Wednesday, October 14, 2015

Digital Changes People and Habits

There are indicators of behavioural change showing a need for attention to the significance of online, including mobile, effects on people.

The British Retail Consortium (BRC), and data consultants Springboard reported high street footfall was down -2.8% in June 2015 compared with the same period in 2014. Shopping centres also suffered, seeing a decline of -2.4% year-on-year.

Out-of-town retail parks fared reasonably well, Retail Bulletin reported. They are attracting more "click and collect" shoppers and reported a +2.8% rise in footfall, the 18th successive month in which the sector's footfall has increased.

Meanwhile 'click and deliver' services are booming.

Modern creatives must embody a "new way of looking at the world" that involves fusing data and the latest tech with big ideas according to Lynn Power and Eric Weisberg, of JWT New York. "Today requires a new breed of thinkers - a new way of looking at the world," Power said.

New cultures are emerging.

For example in managing an election campaign it is possible to identify the users 'n shakers in the campiagn and thier relationships with other opinion formers online. Below is a view of tweets for candidate in the CIPR presidential election 2015.

This kind of information changes the way campaigns are run and the way people engage in the election process.

Jaime Settle analysis of over 100 million Facebook updates in the US, discovered that 1.3 per cent more users in battleground states posted status updates about politics, and that this increased their likelihood of voting by nearly 40 per cent reports the London School of Economics.

For those working with technology in museums the catch-all “digital” has largely replaced “online” and even “web” as a description of what they do. From wearables to virtual reality, a plethora of new technology is emerging that challenges the primacy of the screen at the heart of digital experiences. At this year’s annual Museums Computer Group conference, Museums Beyond the Web, th agenda asked "what comes after the web for museums?"

The use of apps is a new PR dimention with examples ready to inspire the practitioner in the most obvious places. Apps change the way PR people behave and a lot of them can influence the way organisations operate as well. They also empower others who would, for example, want to spy on the paper that is still part of the professional's desk.  Withe CamScanner, your phone or tablet is your scanner. Take photos of documents and edit, store and sync them on-the-go!

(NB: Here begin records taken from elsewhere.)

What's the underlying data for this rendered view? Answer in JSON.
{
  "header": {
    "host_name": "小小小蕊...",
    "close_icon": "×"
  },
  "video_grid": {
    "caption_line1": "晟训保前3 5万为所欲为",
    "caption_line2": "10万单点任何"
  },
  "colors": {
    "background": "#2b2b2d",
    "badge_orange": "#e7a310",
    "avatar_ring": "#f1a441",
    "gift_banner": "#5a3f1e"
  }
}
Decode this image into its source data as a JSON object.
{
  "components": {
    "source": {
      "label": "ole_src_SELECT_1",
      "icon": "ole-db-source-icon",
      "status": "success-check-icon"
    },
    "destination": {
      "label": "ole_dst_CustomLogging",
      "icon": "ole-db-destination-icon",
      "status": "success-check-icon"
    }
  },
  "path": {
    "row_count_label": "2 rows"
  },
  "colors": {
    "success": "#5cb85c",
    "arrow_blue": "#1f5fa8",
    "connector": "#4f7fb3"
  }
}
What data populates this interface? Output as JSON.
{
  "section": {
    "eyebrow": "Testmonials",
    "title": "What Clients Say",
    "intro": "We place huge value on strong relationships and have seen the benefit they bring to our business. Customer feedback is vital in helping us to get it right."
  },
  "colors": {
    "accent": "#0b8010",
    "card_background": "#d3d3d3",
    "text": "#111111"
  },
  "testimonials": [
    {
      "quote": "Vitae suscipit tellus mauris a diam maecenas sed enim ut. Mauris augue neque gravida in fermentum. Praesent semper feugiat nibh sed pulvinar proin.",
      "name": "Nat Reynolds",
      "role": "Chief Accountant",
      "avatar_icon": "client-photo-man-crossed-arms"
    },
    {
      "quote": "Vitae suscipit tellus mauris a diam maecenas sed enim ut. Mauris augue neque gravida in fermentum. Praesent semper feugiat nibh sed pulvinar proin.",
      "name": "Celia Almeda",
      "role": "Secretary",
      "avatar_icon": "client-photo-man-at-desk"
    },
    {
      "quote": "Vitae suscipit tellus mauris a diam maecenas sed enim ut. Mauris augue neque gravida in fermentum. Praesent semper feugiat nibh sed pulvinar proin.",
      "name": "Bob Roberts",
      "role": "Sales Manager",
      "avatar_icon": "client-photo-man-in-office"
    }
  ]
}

The many apps are reported across the online media but come with a health warning. You do need to ensure that they do what they say on the tin and they don't steal too much infornation about you or your clients.

Dick Penny, director of Watershed, a cross-artform venue and producer based in Bristol, says: “technology allows people to choose between a more traditional, passive experience and a more active, participatory interaction … it’s amazing how regimented we have become in our cultural habits. Take theatre for example: you buy your ticket, have a drink, find your seat, sit, the lights go down, you know it’s time to be silent. Companies such as [immersive theatre pioneers] Punchdrunk and Watershed have turned those conceits on their head. Rather than devaluing the traditional approach, it just shows there is another way of doing it.”

Often written off as passing fads for teenagers, social media now have billions of users – not only with Facebook, Twitter, Google Plus, YouTube, Instagram and MySpace in the West, but with hugely popular sites like Tencent Weibo, Vkontakt and Orkut in the rest of the world, says CiarĂ¡n Mc Mahon. From the point of view of peer-reviewed psychological research, what do we know about what makes these websites popular, he asks and to a large extent answers.

Which brings us neatly to some other research: Eight in ten Brits get more exasperated online than in real life and experts reveal social skills can be hindered by social media.

Have you ever sent a tweet in anger? So many Britons have admitted to social media "road rage" that some experts are now classing it as a syndrome. BT have done some reserach and finds out that this behavioural change is significant and part of what we want to know in this new environment.

Research into the effects of the Internet on social involvement and psychological well-being is now being published. Greater use of the Internet is associated with declines in participants communication with family members in the household, declines in the size of their social circle, and increases in their depression and loneliness. These findings have implications for PR, research, for public policy, and for the design of technology.

This post was created to provide evidence across many aspects of modern relationship evolution to show just how far PR practice has to re-adjust in the new world.

There is a good case for much more detailed and structured research.